(Page and application data records)
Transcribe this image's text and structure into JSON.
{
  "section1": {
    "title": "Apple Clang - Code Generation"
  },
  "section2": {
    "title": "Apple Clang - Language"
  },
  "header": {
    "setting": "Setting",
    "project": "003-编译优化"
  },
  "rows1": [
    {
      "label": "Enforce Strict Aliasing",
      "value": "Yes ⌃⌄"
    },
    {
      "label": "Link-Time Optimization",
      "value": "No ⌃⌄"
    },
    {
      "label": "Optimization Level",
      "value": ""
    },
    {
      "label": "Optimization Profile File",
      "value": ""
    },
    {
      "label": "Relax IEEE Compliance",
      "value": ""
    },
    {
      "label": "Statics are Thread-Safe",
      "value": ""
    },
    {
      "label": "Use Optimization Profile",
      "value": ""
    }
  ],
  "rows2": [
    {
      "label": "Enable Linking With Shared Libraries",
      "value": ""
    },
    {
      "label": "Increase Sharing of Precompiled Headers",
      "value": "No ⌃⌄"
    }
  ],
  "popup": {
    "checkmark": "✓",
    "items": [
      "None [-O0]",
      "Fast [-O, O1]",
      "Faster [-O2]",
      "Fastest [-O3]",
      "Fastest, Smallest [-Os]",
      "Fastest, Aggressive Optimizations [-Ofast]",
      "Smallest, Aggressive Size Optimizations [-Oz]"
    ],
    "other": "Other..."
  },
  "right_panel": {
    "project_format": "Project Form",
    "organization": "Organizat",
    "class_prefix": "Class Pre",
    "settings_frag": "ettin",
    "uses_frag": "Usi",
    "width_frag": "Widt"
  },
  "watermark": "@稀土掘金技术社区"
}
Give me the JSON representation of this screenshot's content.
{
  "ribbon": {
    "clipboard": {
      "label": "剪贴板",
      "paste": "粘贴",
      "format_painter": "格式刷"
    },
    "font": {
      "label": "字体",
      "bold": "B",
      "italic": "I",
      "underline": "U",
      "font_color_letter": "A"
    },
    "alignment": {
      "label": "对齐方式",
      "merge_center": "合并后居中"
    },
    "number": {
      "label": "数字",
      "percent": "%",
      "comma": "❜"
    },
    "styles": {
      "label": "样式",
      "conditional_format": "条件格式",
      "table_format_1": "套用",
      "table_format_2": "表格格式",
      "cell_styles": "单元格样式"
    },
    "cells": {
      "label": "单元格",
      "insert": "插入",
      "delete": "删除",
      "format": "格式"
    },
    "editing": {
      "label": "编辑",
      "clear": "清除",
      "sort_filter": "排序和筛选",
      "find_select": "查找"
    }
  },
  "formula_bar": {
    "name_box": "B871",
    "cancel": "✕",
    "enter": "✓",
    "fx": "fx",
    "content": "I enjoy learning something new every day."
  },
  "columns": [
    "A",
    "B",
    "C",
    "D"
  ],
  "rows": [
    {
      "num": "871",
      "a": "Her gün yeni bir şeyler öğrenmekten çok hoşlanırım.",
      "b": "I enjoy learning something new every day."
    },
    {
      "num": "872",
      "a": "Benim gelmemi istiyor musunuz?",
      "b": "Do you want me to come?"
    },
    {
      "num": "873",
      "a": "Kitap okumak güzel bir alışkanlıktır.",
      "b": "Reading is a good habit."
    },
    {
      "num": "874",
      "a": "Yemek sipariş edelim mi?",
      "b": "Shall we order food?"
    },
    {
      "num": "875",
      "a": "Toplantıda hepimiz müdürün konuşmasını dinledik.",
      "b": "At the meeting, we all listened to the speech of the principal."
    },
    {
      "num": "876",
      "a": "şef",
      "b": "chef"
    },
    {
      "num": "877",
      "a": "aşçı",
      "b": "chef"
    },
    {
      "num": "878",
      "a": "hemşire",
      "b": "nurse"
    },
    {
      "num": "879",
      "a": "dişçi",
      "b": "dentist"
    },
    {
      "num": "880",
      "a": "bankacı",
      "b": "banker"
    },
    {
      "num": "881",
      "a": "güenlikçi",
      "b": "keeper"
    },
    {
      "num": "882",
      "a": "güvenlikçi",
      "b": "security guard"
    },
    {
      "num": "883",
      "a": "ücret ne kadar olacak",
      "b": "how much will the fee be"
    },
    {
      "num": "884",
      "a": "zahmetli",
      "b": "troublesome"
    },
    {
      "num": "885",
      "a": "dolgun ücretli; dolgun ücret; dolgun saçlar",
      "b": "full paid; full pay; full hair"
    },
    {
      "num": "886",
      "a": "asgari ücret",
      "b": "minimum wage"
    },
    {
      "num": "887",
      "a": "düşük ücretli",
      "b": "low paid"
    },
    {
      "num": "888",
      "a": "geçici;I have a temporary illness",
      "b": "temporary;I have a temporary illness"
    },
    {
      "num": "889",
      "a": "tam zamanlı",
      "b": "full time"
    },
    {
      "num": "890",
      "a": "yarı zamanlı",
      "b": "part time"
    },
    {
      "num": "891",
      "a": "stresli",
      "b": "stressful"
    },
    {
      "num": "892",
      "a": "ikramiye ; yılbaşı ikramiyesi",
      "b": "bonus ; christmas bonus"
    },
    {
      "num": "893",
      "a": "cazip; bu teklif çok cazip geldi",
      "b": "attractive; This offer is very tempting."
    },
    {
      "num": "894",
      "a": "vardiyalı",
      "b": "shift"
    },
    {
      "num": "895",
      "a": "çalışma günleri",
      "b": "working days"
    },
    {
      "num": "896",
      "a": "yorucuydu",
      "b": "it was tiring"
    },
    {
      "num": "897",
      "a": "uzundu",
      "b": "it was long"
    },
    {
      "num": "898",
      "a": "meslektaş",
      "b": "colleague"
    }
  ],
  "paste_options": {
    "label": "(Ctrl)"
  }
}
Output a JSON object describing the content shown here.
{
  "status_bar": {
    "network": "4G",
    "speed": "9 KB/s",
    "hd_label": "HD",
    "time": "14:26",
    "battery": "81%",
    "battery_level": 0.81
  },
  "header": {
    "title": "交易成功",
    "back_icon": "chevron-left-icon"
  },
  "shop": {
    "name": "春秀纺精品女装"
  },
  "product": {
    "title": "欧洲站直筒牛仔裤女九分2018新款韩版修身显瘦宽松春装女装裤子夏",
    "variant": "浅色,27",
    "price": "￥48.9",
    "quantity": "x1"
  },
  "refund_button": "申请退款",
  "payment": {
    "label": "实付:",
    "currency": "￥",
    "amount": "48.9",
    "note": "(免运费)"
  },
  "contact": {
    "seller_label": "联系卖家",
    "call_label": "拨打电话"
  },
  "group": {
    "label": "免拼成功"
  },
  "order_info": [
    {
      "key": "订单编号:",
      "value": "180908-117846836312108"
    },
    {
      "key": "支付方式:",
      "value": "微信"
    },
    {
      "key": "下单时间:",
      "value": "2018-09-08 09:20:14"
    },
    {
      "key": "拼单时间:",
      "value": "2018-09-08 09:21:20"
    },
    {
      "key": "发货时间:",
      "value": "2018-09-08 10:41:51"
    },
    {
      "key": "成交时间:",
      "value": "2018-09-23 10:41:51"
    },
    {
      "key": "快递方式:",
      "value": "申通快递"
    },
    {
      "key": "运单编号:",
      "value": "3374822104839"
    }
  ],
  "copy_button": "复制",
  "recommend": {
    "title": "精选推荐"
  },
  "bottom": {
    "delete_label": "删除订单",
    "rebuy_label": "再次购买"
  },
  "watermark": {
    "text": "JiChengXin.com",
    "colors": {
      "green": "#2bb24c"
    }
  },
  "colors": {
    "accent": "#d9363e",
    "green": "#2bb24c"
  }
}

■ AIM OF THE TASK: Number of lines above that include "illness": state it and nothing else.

■ FINISHED EXERCISE: 2